▶ _WHAT YOU HAVE TO DO_
Give back all of the data unchanged. Keep every word as it is.
========================
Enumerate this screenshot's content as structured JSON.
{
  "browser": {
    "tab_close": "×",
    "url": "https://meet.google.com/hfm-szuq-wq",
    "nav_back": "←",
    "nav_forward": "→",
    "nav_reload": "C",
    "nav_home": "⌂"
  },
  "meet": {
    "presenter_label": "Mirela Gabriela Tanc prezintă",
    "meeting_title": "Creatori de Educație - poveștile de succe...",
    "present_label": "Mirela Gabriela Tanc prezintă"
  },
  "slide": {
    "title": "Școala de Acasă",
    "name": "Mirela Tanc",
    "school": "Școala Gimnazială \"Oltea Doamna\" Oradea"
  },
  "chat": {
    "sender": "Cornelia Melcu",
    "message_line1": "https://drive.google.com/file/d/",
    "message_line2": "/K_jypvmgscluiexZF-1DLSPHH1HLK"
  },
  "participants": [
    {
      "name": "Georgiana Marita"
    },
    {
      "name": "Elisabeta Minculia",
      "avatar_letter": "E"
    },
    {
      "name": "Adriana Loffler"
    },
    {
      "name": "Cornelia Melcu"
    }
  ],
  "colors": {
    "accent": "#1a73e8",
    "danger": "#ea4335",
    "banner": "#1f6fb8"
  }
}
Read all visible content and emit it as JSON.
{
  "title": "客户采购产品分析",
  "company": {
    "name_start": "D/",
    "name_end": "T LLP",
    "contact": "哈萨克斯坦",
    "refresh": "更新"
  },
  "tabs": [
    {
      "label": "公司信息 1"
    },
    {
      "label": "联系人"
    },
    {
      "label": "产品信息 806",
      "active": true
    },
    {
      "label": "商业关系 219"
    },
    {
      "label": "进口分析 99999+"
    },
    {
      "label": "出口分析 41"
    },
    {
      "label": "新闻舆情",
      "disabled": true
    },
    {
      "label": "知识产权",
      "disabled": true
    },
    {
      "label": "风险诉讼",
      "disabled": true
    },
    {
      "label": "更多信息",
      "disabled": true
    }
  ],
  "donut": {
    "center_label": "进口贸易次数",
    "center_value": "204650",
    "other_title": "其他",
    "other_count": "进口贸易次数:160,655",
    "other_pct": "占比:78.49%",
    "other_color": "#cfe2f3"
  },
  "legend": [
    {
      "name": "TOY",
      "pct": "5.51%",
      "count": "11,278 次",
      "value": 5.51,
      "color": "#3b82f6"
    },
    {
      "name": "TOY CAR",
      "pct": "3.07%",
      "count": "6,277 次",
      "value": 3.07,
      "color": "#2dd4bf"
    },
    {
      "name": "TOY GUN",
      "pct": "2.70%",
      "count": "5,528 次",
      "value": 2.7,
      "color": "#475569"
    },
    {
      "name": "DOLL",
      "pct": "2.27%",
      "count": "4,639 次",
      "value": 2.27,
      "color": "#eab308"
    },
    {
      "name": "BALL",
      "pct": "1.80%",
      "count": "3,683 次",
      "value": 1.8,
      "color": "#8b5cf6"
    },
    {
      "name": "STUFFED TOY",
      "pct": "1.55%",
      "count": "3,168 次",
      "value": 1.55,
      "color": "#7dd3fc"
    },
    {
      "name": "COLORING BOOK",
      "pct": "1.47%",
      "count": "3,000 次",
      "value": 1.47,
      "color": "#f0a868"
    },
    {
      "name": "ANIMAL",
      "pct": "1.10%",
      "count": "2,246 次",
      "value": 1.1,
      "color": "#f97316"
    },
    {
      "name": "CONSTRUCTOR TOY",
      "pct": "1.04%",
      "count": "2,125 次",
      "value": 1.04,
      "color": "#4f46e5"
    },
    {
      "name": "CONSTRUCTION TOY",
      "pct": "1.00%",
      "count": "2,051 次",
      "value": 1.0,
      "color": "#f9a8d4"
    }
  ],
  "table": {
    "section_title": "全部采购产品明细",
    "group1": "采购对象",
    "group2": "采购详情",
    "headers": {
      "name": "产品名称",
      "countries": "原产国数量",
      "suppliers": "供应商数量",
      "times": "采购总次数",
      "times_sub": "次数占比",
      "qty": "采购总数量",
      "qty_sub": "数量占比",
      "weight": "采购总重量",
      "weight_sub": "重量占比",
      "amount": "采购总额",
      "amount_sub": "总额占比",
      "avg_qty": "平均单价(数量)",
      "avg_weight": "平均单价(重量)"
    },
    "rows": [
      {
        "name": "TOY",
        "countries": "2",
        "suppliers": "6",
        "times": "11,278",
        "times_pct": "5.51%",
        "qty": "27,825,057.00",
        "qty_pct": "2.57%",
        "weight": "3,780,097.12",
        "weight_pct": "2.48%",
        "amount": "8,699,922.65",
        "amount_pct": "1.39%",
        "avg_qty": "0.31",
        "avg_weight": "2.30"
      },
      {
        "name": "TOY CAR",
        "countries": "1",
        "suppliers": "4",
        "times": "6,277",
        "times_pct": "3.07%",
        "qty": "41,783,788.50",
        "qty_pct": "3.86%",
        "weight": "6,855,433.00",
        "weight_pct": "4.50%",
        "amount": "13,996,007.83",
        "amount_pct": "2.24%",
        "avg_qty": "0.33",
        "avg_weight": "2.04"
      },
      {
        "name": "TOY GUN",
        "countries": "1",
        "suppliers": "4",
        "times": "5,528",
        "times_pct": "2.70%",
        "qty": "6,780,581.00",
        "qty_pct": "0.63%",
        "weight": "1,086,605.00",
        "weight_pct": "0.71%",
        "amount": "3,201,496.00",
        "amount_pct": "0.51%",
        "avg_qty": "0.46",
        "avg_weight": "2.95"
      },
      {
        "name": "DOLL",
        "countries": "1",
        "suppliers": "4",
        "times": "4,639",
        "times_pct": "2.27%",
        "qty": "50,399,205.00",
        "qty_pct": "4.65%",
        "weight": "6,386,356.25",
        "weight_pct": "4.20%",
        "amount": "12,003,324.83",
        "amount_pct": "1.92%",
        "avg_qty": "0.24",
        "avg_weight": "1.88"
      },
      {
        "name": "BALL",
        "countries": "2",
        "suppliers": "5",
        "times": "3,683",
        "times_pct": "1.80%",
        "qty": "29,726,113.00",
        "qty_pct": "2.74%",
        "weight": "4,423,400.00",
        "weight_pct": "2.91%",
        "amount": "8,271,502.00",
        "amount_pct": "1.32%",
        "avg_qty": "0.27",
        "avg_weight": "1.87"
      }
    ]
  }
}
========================
▶ _RESPONSE TO THIS EXERCISE_
Enumerate this screenshot's content as structured JSON.
{
  "browser": {
    "tab_close": "×",
    "url": "https://meet.google.com/hfm-szuq-wq",
    "nav_back": "←",
    "nav_forward": "→",
    "nav_reload": "C",
    "nav_home": "⌂"
  },
  "meet": {
    "presenter_label": "Mirela Gabriela Tanc prezintă",
    "meeting_title": "Creatori de Educație - poveștile de succe...",
    "present_label": "Mirela Gabriela Tanc prezintă"
  },
  "slide": {
    "title": "Școala de Acasă",
    "name": "Mirela Tanc",
    "school": "Școala Gimnazială \"Oltea Doamna\" Oradea"
  },
  "chat": {
    "sender": "Cornelia Melcu",
    "message_line1": "https://drive.google.com/file/d/",
    "message_line2": "/K_jypvmgscluiexZF-1DLSPHH1HLK"
  },
  "participants": [
    {
      "name": "Georgiana Marita"
    },
    {
      "name": "Elisabeta Minculia",
      "avatar_letter": "E"
    },
    {
      "name": "Adriana Loffler"
    },
    {
      "name": "Cornelia Melcu"
    }
  ],
  "colors": {
    "accent": "#1a73e8",
    "danger": "#ea4335",
    "banner": "#1f6fb8"
  }
}
Read all visible content and emit it as JSON.
{
  "title": "客户采购产品分析",
  "company": {
    "name_start": "D/",
    "name_end": "T LLP",
    "contact": "哈萨克斯坦",
    "refresh": "更新"
  },
  "tabs": [
    {
      "label": "公司信息 1"
    },
    {
      "label": "联系人"
    },
    {
      "label": "产品信息 806",
      "active": true
    },
    {
      "label": "商业关系 219"
    },
    {
      "label": "进口分析 99999+"
    },
    {
      "label": "出口分析 41"
    },
    {
      "label": "新闻舆情",
      "disabled": true
    },
    {
      "label": "知识产权",
      "disabled": true
    },
    {
      "label": "风险诉讼",
      "disabled": true
    },
    {
      "label": "更多信息",
      "disabled": true
    }
  ],
  "donut": {
    "center_label": "进口贸易次数",
    "center_value": "204650",
    "other_title": "其他",
    "other_count": "进口贸易次数:160,655",
    "other_pct": "占比:78.49%",
    "other_color": "#cfe2f3"
  },
  "legend": [
    {
      "name": "TOY",
      "pct": "5.51%",
      "count": "11,278 次",
      "value": 5.51,
      "color": "#3b82f6"
    },
    {
      "name": "TOY CAR",
      "pct": "3.07%",
      "count": "6,277 次",
      "value": 3.07,
      "color": "#2dd4bf"
    },
    {
      "name": "TOY GUN",
      "pct": "2.70%",
      "count": "5,528 次",
      "value": 2.7,
      "color": "#475569"
    },
    {
      "name": "DOLL",
      "pct": "2.27%",
      "count": "4,639 次",
      "value": 2.27,
      "color": "#eab308"
    },
    {
      "name": "BALL",
      "pct": "1.80%",
      "count": "3,683 次",
      "value": 1.8,
      "color": "#8b5cf6"
    },
    {
      "name": "STUFFED TOY",
      "pct": "1.55%",
      "count": "3,168 次",
      "value": 1.55,
      "color": "#7dd3fc"
    },
    {
      "name": "COLORING BOOK",
      "pct": "1.47%",
      "count": "3,000 次",
      "value": 1.47,
      "color": "#f0a868"
    },
    {
      "name": "ANIMAL",
      "pct": "1.10%",
      "count": "2,246 次",
      "value": 1.1,
      "color": "#f97316"
    },
    {
      "name": "CONSTRUCTOR TOY",
      "pct": "1.04%",
      "count": "2,125 次",
      "value": 1.04,
      "color": "#4f46e5"
    },
    {
      "name": "CONSTRUCTION TOY",
      "pct": "1.00%",
      "count": "2,051 次",
      "value": 1.0,
      "color": "#f9a8d4"
    }
  ],
  "table": {
    "section_title": "全部采购产品明细",
    "group1": "采购对象",
    "group2": "采购详情",
    "headers": {
      "name": "产品名称",
      "countries": "原产国数量",
      "suppliers": "供应商数量",
      "times": "采购总次数",
      "times_sub": "次数占比",
      "qty": "采购总数量",
      "qty_sub": "数量占比",
      "weight": "采购总重量",
      "weight_sub": "重量占比",
      "amount": "采购总额",
      "amount_sub": "总额占比",
      "avg_qty": "平均单价(数量)",
      "avg_weight": "平均单价(重量)"
    },
    "rows": [
      {
        "name": "TOY",
        "countries": "2",
        "suppliers": "6",
        "times": "11,278",
        "times_pct": "5.51%",
        "qty": "27,825,057.00",
        "qty_pct": "2.57%",
        "weight": "3,780,097.12",
        "weight_pct": "2.48%",
        "amount": "8,699,922.65",
        "amount_pct": "1.39%",
        "avg_qty": "0.31",
        "avg_weight": "2.30"
      },
      {
        "name": "TOY CAR",
        "countries": "1",
        "suppliers": "4",
        "times": "6,277",
        "times_pct": "3.07%",
        "qty": "41,783,788.50",
        "qty_pct": "3.86%",
        "weight": "6,855,433.00",
        "weight_pct": "4.50%",
        "amount": "13,996,007.83",
        "amount_pct": "2.24%",
        "avg_qty": "0.33",
        "avg_weight": "2.04"
      },
      {
        "name": "TOY GUN",
        "countries": "1",
        "suppliers": "4",
        "times": "5,528",
        "times_pct": "2.70%",
        "qty": "6,780,581.00",
        "qty_pct": "0.63%",
        "weight": "1,086,605.00",
        "weight_pct": "0.71%",
        "amount": "3,201,496.00",
        "amount_pct": "0.51%",
        "avg_qty": "0.46",
        "avg_weight": "2.95"
      },
      {
        "name": "DOLL",
        "countries": "1",
        "suppliers": "4",
        "times": "4,639",
        "times_pct": "2.27%",
        "qty": "50,399,205.00",
        "qty_pct": "4.65%",
        "weight": "6,386,356.25",
        "weight_pct": "4.20%",
        "amount": "12,003,324.83",
        "amount_pct": "1.92%",
        "avg_qty": "0.24",
        "avg_weight": "1.88"
      },
      {
        "name": "BALL",
        "countries": "2",
        "suppliers": "5",
        "times": "3,683",
        "times_pct": "1.80%",
        "qty": "29,726,113.00",
        "qty_pct": "2.74%",
        "weight": "4,423,400.00",
        "weight_pct": "2.91%",
        "amount": "8,271,502.00",
        "amount_pct": "1.32%",
        "avg_qty": "0.27",
        "avg_weight": "1.87"
      }
    ]
  }
}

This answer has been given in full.